Please consider donating by giving either a one-time contribution or a regular subscription, as outlined in the tip jar below.
Regular readers can support Behind The Black with a contribution via paypal:
If Paypal doesn't work for you, you can support Behind The Black directly by sending your donation by check, payable to Robert Zimmerman, to
Behind The Black
c/o Robert Zimmerman
Cortaro, AZ 85652
You can also support me by buying one of my books, as noted in the boxes interspersed throughout the webpage. And if you buy the books through the ebookit links, I get a larger cut and I get it sooner.
The uncertainty of science: Astronomers think they have identified a star that, rather than die and become a black hole in a supernova explosion, merely fizzled into a black hole.
Starting in 2009, one particular star in the Fireworks Galaxy, named N6946-BH1, began to brighten weakly.
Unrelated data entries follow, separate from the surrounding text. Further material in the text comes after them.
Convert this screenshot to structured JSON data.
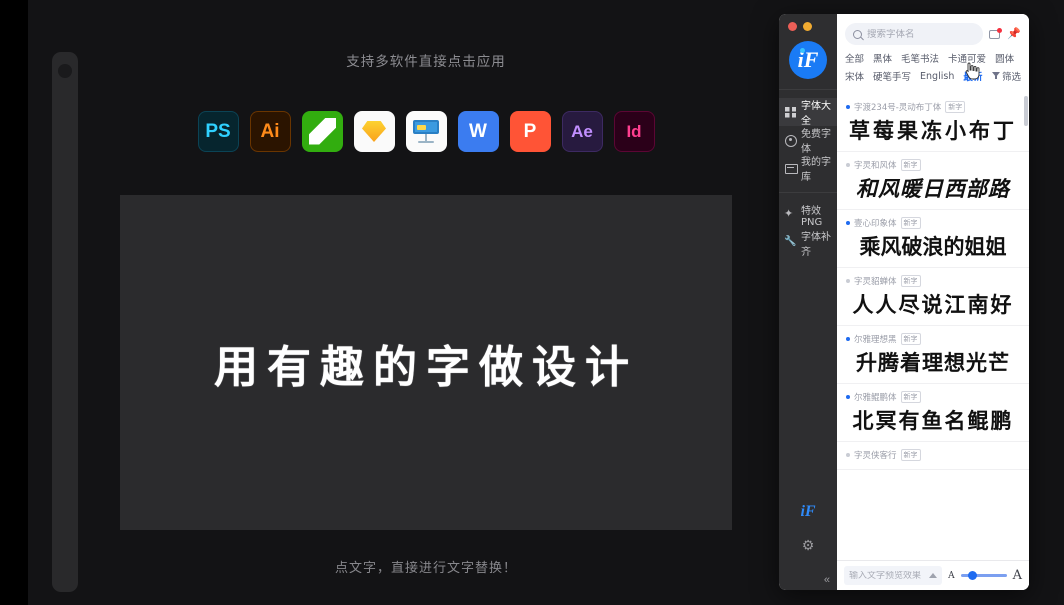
{
  "stage": {
    "caption_top": "支持多软件直接点击应用",
    "caption_bottom": "点文字，直接进行文字替换！",
    "canvas_text": "用有趣的字做设计",
    "apps": [
      {
        "name": "photoshop",
        "label": "PS",
        "style": "ps"
      },
      {
        "name": "illustrator",
        "label": "Ai",
        "style": "ai"
      },
      {
        "name": "keynote-green",
        "label": "",
        "style": "keynote-g"
      },
      {
        "name": "sketch",
        "label": "",
        "style": "sketch"
      },
      {
        "name": "keynote",
        "label": "",
        "style": "keynote"
      },
      {
        "name": "word",
        "label": "W",
        "style": "word"
      },
      {
        "name": "powerpoint",
        "label": "P",
        "style": "ppt"
      },
      {
        "name": "after-effects",
        "label": "Ae",
        "style": "ae"
      },
      {
        "name": "indesign",
        "label": "Id",
        "style": "id"
      }
    ]
  },
  "app": {
    "brand_text": "iF",
    "mini_logo": "iF",
    "collapse_label": "«",
    "search": {
      "placeholder": "搜索字体名",
      "value": ""
    },
    "sidebar": {
      "items": [
        {
          "label": "字体大全",
          "icon": "grid-icon",
          "active": true
        },
        {
          "label": "免费字体",
          "icon": "circle-icon",
          "active": false
        },
        {
          "label": "我的字库",
          "icon": "book-icon",
          "active": false
        },
        {
          "label": "特效PNG",
          "icon": "sparkle-icon",
          "active": false
        },
        {
          "label": "字体补齐",
          "icon": "wrench-icon",
          "active": false
        }
      ]
    },
    "tags": {
      "row1": [
        "全部",
        "黑体",
        "毛笔书法",
        "卡通可爱",
        "圆体"
      ],
      "row2": [
        "宋体",
        "硬笔手写",
        "English"
      ],
      "active": "最新",
      "filter": "筛选"
    },
    "fonts": [
      {
        "name": "字渡234号-灵动布丁体",
        "badge": "新字",
        "preview": "草莓果冻小布丁",
        "dot": "#1f6bf0",
        "style": "fp-round"
      },
      {
        "name": "字灵和风体",
        "badge": "新字",
        "preview": "和风暖日西部路",
        "dot": "#c9ccd4",
        "style": "fp-brush"
      },
      {
        "name": "壹心印象体",
        "badge": "新字",
        "preview": "乘风破浪的姐姐",
        "dot": "#1f6bf0",
        "style": "fp-heavy"
      },
      {
        "name": "字灵貂蝉体",
        "badge": "新字",
        "preview": "人人尽说江南好",
        "dot": "#c9ccd4",
        "style": "fp-serif"
      },
      {
        "name": "尔雅理想黑",
        "badge": "新字",
        "preview": "升腾着理想光芒",
        "dot": "#1f6bf0",
        "style": "fp-black"
      },
      {
        "name": "尔雅鲲鹏体",
        "badge": "新字",
        "preview": "北冥有鱼名鲲鹏",
        "dot": "#1f6bf0",
        "style": "fp-song"
      },
      {
        "name": "字灵侠客行",
        "badge": "新字",
        "preview": "",
        "dot": "#c9ccd4",
        "style": "fp-round"
      }
    ],
    "bottom": {
      "preview_placeholder": "输入文字预览效果",
      "preview_value": "",
      "size_small_label": "A",
      "size_large_label": "A",
      "size_value": 30
    }
  },
  "colors": {
    "accent": "#1f6bf0",
    "window_red": "#ec5f57",
    "window_yellow": "#f1ab31",
    "canvas_bg": "#2b2b2d",
    "app_bg": "#131315"
  }
}
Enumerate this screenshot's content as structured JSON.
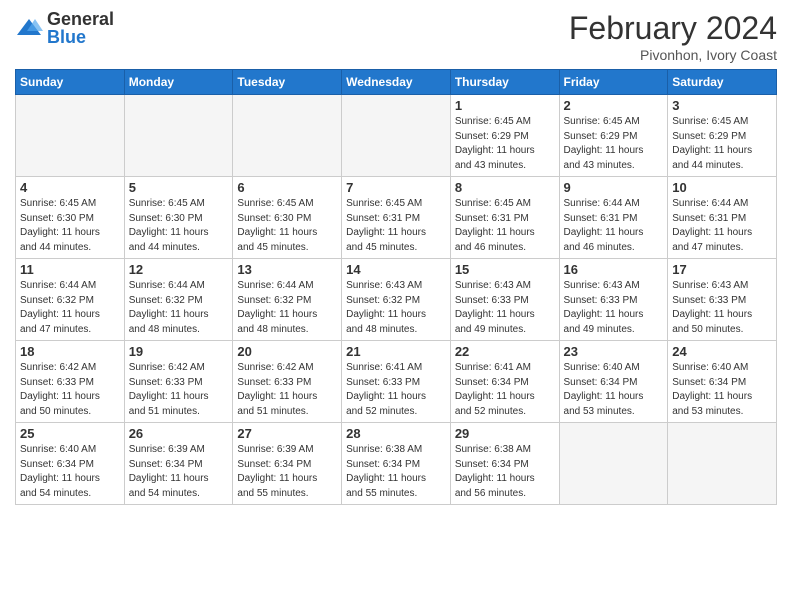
{
  "logo": {
    "general": "General",
    "blue": "Blue"
  },
  "header": {
    "month": "February 2024",
    "location": "Pivonhon, Ivory Coast"
  },
  "days_of_week": [
    "Sunday",
    "Monday",
    "Tuesday",
    "Wednesday",
    "Thursday",
    "Friday",
    "Saturday"
  ],
  "weeks": [
    [
      {
        "day": "",
        "info": "",
        "empty": true
      },
      {
        "day": "",
        "info": "",
        "empty": true
      },
      {
        "day": "",
        "info": "",
        "empty": true
      },
      {
        "day": "",
        "info": "",
        "empty": true
      },
      {
        "day": "1",
        "info": "Sunrise: 6:45 AM\nSunset: 6:29 PM\nDaylight: 11 hours\nand 43 minutes."
      },
      {
        "day": "2",
        "info": "Sunrise: 6:45 AM\nSunset: 6:29 PM\nDaylight: 11 hours\nand 43 minutes."
      },
      {
        "day": "3",
        "info": "Sunrise: 6:45 AM\nSunset: 6:29 PM\nDaylight: 11 hours\nand 44 minutes."
      }
    ],
    [
      {
        "day": "4",
        "info": "Sunrise: 6:45 AM\nSunset: 6:30 PM\nDaylight: 11 hours\nand 44 minutes."
      },
      {
        "day": "5",
        "info": "Sunrise: 6:45 AM\nSunset: 6:30 PM\nDaylight: 11 hours\nand 44 minutes."
      },
      {
        "day": "6",
        "info": "Sunrise: 6:45 AM\nSunset: 6:30 PM\nDaylight: 11 hours\nand 45 minutes."
      },
      {
        "day": "7",
        "info": "Sunrise: 6:45 AM\nSunset: 6:31 PM\nDaylight: 11 hours\nand 45 minutes."
      },
      {
        "day": "8",
        "info": "Sunrise: 6:45 AM\nSunset: 6:31 PM\nDaylight: 11 hours\nand 46 minutes."
      },
      {
        "day": "9",
        "info": "Sunrise: 6:44 AM\nSunset: 6:31 PM\nDaylight: 11 hours\nand 46 minutes."
      },
      {
        "day": "10",
        "info": "Sunrise: 6:44 AM\nSunset: 6:31 PM\nDaylight: 11 hours\nand 47 minutes."
      }
    ],
    [
      {
        "day": "11",
        "info": "Sunrise: 6:44 AM\nSunset: 6:32 PM\nDaylight: 11 hours\nand 47 minutes."
      },
      {
        "day": "12",
        "info": "Sunrise: 6:44 AM\nSunset: 6:32 PM\nDaylight: 11 hours\nand 48 minutes."
      },
      {
        "day": "13",
        "info": "Sunrise: 6:44 AM\nSunset: 6:32 PM\nDaylight: 11 hours\nand 48 minutes."
      },
      {
        "day": "14",
        "info": "Sunrise: 6:43 AM\nSunset: 6:32 PM\nDaylight: 11 hours\nand 48 minutes."
      },
      {
        "day": "15",
        "info": "Sunrise: 6:43 AM\nSunset: 6:33 PM\nDaylight: 11 hours\nand 49 minutes."
      },
      {
        "day": "16",
        "info": "Sunrise: 6:43 AM\nSunset: 6:33 PM\nDaylight: 11 hours\nand 49 minutes."
      },
      {
        "day": "17",
        "info": "Sunrise: 6:43 AM\nSunset: 6:33 PM\nDaylight: 11 hours\nand 50 minutes."
      }
    ],
    [
      {
        "day": "18",
        "info": "Sunrise: 6:42 AM\nSunset: 6:33 PM\nDaylight: 11 hours\nand 50 minutes."
      },
      {
        "day": "19",
        "info": "Sunrise: 6:42 AM\nSunset: 6:33 PM\nDaylight: 11 hours\nand 51 minutes."
      },
      {
        "day": "20",
        "info": "Sunrise: 6:42 AM\nSunset: 6:33 PM\nDaylight: 11 hours\nand 51 minutes."
      },
      {
        "day": "21",
        "info": "Sunrise: 6:41 AM\nSunset: 6:33 PM\nDaylight: 11 hours\nand 52 minutes."
      },
      {
        "day": "22",
        "info": "Sunrise: 6:41 AM\nSunset: 6:34 PM\nDaylight: 11 hours\nand 52 minutes."
      },
      {
        "day": "23",
        "info": "Sunrise: 6:40 AM\nSunset: 6:34 PM\nDaylight: 11 hours\nand 53 minutes."
      },
      {
        "day": "24",
        "info": "Sunrise: 6:40 AM\nSunset: 6:34 PM\nDaylight: 11 hours\nand 53 minutes."
      }
    ],
    [
      {
        "day": "25",
        "info": "Sunrise: 6:40 AM\nSunset: 6:34 PM\nDaylight: 11 hours\nand 54 minutes."
      },
      {
        "day": "26",
        "info": "Sunrise: 6:39 AM\nSunset: 6:34 PM\nDaylight: 11 hours\nand 54 minutes."
      },
      {
        "day": "27",
        "info": "Sunrise: 6:39 AM\nSunset: 6:34 PM\nDaylight: 11 hours\nand 55 minutes."
      },
      {
        "day": "28",
        "info": "Sunrise: 6:38 AM\nSunset: 6:34 PM\nDaylight: 11 hours\nand 55 minutes."
      },
      {
        "day": "29",
        "info": "Sunrise: 6:38 AM\nSunset: 6:34 PM\nDaylight: 11 hours\nand 56 minutes."
      },
      {
        "day": "",
        "info": "",
        "empty": true
      },
      {
        "day": "",
        "info": "",
        "empty": true
      }
    ]
  ]
}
By 2015, it appeared to have winked out of existence. The astronomers aimed the Hubble Space Telescope at the star’s location to see if it was still there but merely dimmed. They also used the Spitzer Space Telescope to search for any infrared radiation emanating from the spot. That would have been a sign that the star was still present, but perhaps just hidden behind a dust cloud.
All the tests came up negative. The star was no longer there. By a careful process of elimination, the researchers eventually concluded that the star must have become a black hole.
There are a lot of uncertainties here. Nonetheless, astronomers have theorized that some stars could collapse into black holes with any explosions, and it appears they might have found their first example of that.